"(It) also responds to the aspirations of those who want to live more independent, productive and fulfilling lives in community and home-based settings," Quinn said in a statement. "For many people with disabilities, institutionalization is unnecessary and unwanted, and these settlements will help us continue to move in the right direction on community and home-based care."
This case was one of a trio of class-action lawsuits filed against the state by Access Living, the ACLU of Illinois and Equip for Equality, citing discrimination under the Americans with Disabilities Act. The lawsuit said thousands of people were forced to reluctantly be "warehoused" in state-run institutions because they could not afford to live in their communities or get the support services they need.
"Right now, the choice is mandated by the system. We needed to change the system," said Ben Wolf, associate legal director of the ACLU of Illinois.
This lawsuit centered on Lenil Colbert, a Chicago man who was partially paralyzed after suffering a stroke at age 32. Even though he doesn't require around-the-clock care, the state told him he had to move into a Chicago nursing home, where he was forced to have a roommate, wake up and eat on a schedule, and have visitation privileges he likened to jail visits.
"I felt like my life was over," said Colbert.
Last year, he finally received a hard-to-get state housing choice voucher so he could afford an apartment closer to his brother in Oak Lawn and has a caregiver come over to help him for a few hours each day.
Under the terms of the agreement, people will have a choice of where they want to live. If they do not choose to live in a state-run nursing home, the state will provide $10 million for housing and related assistance, including personal assistants, to at least 1,100 Cook County nursing home residents with disabilities during the first 2½ years. After that, the state will provide $4,000 each in housing and related assistance to help them move into the community.
That cost is less than -- or will not exceed -- the amount the state spends now for their nursing home costs, said Steve Libowsky, one of the attorneys from SNR Denton who worked on the case for Access Living pro bono.

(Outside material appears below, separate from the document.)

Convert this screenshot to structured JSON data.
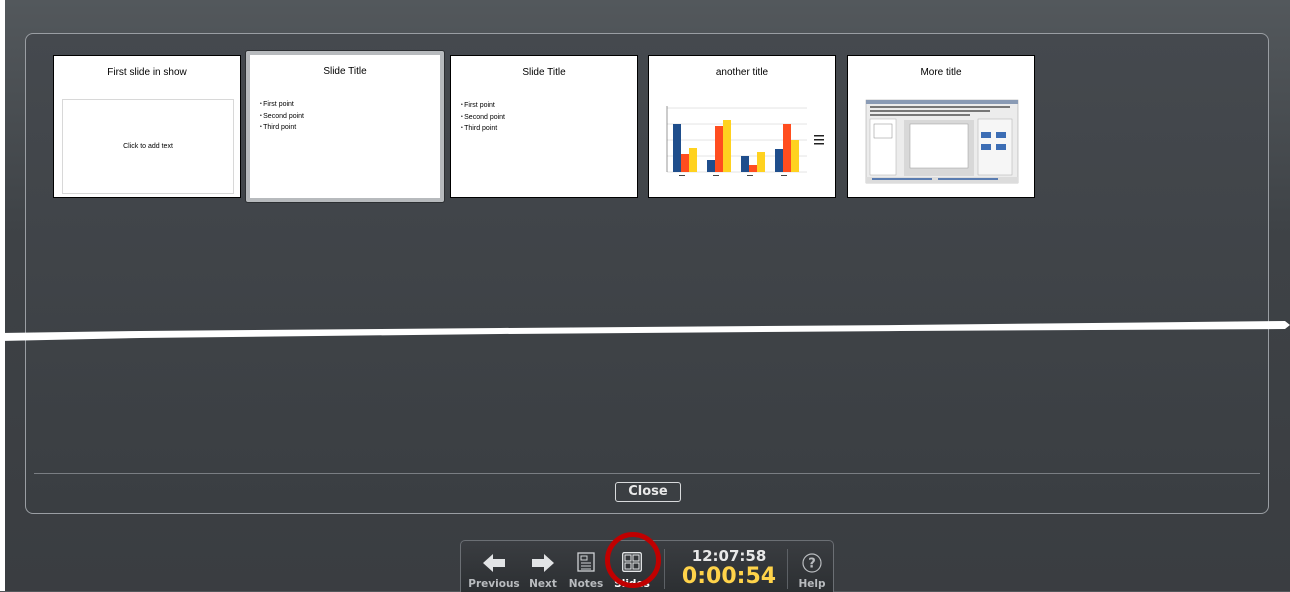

The policy change will benefit people like Ebony Payne, a 28-year-old quadriplegic who has been forced to live in a nursing home since a car accident and shooting in 2003. After being moved around to several state-run nursing homes, she's now living in a Niles facility -- a 2½-hour round trip drive for her family on Chicago's south side.
"It's not easy ... and it doesn't make sense. If I'm not deathly ill, or need constant care, it doesn't make sense for me to be put up in a nursing facility. It's a waste of money," she said. "I've been wanting to go back to school for the longest time, but being here, that's not possible. My mom works from home, so I can stay with her. But I haven't been able to get a housing (choice) voucher."